What do the test procedures entail? The test procedures are made up of “test scenarios designed to emulate real-world crash-imminent situations” and are conducted in controlled settings. Each draft procedure includes specifications regarding the equipment, facilities, instructions, tolerances, and other details to perform the test.

For example, the draft procedure for pedestrian automatic emergency braking systems evaluates the systems’ performance in the two most common crash types involving pedestrians: where the pedestrian crosses the road in front of the vehicle and where the pedestrian walks on the side of the road in the path of the vehicle. The test procedure details the road and weather conditions, vehicle specifications, pedestrian mannequin specifications, and other conditions. The detailed and controlled nature of the procedures is aimed at ensuring the tests are carried out consistently and objectively.

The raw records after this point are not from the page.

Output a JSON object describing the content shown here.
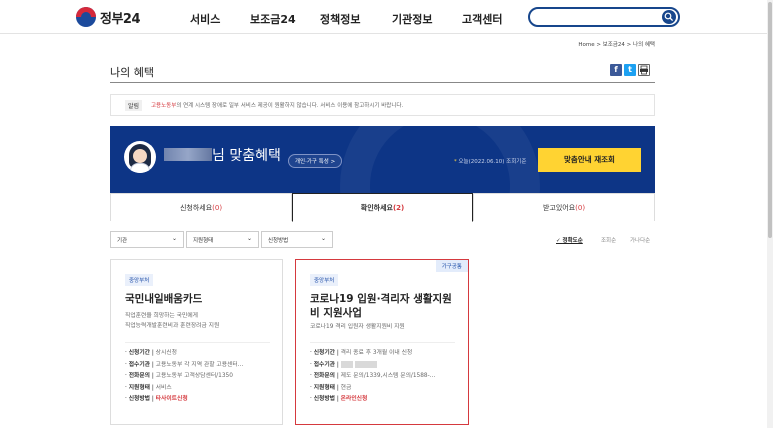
{
  "header": {
    "logo_text": "정부24",
    "nav": [
      "서비스",
      "보조금24",
      "정책정보",
      "기관정보",
      "고객센터"
    ],
    "search_placeholder": ""
  },
  "breadcrumb": "Home > 보조금24 > 나의 혜택",
  "page_title": "나의 혜택",
  "notice": {
    "tag": "알림",
    "highlight": "고용노동부",
    "message": "의 연계 시스템 장애로 일부 서비스 제공이 원활하지 않습니다. 서비스 이용에 참고하시기 바랍니다."
  },
  "banner": {
    "name_suffix": "님 맞춤혜택",
    "household_pill": "개인·가구 특성 >",
    "date_star": "*",
    "date_text": "오늘(2022.06.10) 조회기준",
    "refresh_button": "맞춤안내 재조회"
  },
  "tabs": [
    {
      "label": "신청하세요",
      "count": "(0)"
    },
    {
      "label": "확인하세요",
      "count": "(2)"
    },
    {
      "label": "받고있어요",
      "count": "(0)"
    }
  ],
  "filters": [
    "기관",
    "지원형태",
    "신청방법"
  ],
  "sort_options": [
    "정확도순",
    "조회순",
    "가나다순"
  ],
  "cards": [
    {
      "badge": "중앙부처",
      "corner": "",
      "title": "국민내일배움카드",
      "desc1": "직업훈련을 희망하는 국민에게",
      "desc2": "직업능력개발훈련비과 훈련장려금 지원",
      "rows": [
        {
          "k": "신청기간",
          "v": "상시신청"
        },
        {
          "k": "접수기관",
          "v": "고용노동부 각 지역 관할 고용센터..."
        },
        {
          "k": "전화문의",
          "v": "고용노동부 고객상담센터/1350"
        },
        {
          "k": "지원형태",
          "v": "서비스"
        },
        {
          "k": "신청방법",
          "v": "타사이트신청"
        }
      ]
    },
    {
      "badge": "중앙부처",
      "corner": "가구공통",
      "title1": "코로나19 입원·격리자 생활지원",
      "title2": "비 지원사업",
      "desc1": "코로나19 격리 입원자 생활지원비 지원",
      "rows": [
        {
          "k": "신청기간",
          "v": "격리 종료 후 3개월 이내 신청"
        },
        {
          "k": "접수기관",
          "v": ""
        },
        {
          "k": "전화문의",
          "v": "제도 문의/1339,시스템 문의/1588-..."
        },
        {
          "k": "지원형태",
          "v": "현금"
        },
        {
          "k": "신청방법",
          "v": "온라인신청"
        }
      ]
    }
  ]
}
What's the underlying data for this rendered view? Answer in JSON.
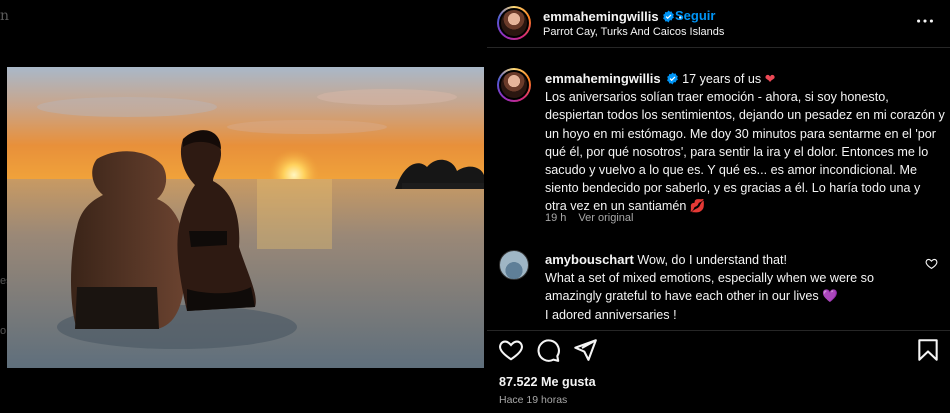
{
  "left_edge": {
    "glyph": "n",
    "marks": [
      "es",
      "o"
    ]
  },
  "post": {
    "username": "emmahemingwillis",
    "follow_label": "Seguir",
    "dot": "•",
    "location": "Parrot Cay, Turks And Caicos Islands",
    "more_icon": "more-horizontal-icon",
    "photo_alt": "sunset-beach-photo"
  },
  "caption": {
    "username": "emmahemingwillis",
    "headline": "17 years of us",
    "headline_emoji": "❤",
    "text": "Los aniversarios solían traer emoción - ahora, si soy honesto, despiertan todos los sentimientos, dejando un pesadez en mi corazón y un hoyo en mi estómago. Me doy 30 minutos para sentarme en el 'por qué él, por qué nosotros', para sentir la ira y el dolor. Entonces me lo sacudo y vuelvo a lo que es. Y qué es... es amor incondicional. Me siento bendecido por saberlo, y es gracias a él. Lo haría todo una y otra vez en un santiamén",
    "end_emoji": "💋",
    "time": "19 h",
    "translate_label": "Ver original"
  },
  "comment": {
    "username": "amybouschart",
    "line1": "Wow, do I understand that!",
    "line2": "What a set of mixed emotions, especially when we were so amazingly grateful to have each other in our lives",
    "emoji": "💜",
    "line3": "I adored anniversaries !"
  },
  "actions": {
    "icons": [
      "heart-icon",
      "comment-icon",
      "share-icon",
      "bookmark-icon"
    ]
  },
  "stats": {
    "likes": "87.522 Me gusta",
    "posted": "Hace 19 horas"
  },
  "colors": {
    "background": "#000000",
    "link_blue": "#0095f6",
    "verified_blue": "#0095f6",
    "heart_red": "#ed4956",
    "muted": "#a8a8a8"
  }
}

What does this mean? Currently, NHTSA does not plan to make rules regarding the ADAS technologies. Instead, NHTSA intends only to conduct research to better understand the technologies’ operation, performance, and potential limitations. “[T]he fact that NHTSA is researching a specific technology is not an indication that it will now or at any time initiate a rulemaking related to that technology or include that technology as part of NCAP.”

Moreover, NHTSA does not intend to stamp its approval or disapproval on the technologies. “While the procedures include draft evaluation criteria, there are no pass/fail assessments provided because they have been assembled for research purposes only.” Nevertheless, the process could potentially affect the development and implementation of ADAS technologies depending on the outcome of the research.

The draft procedures and more information can be found here –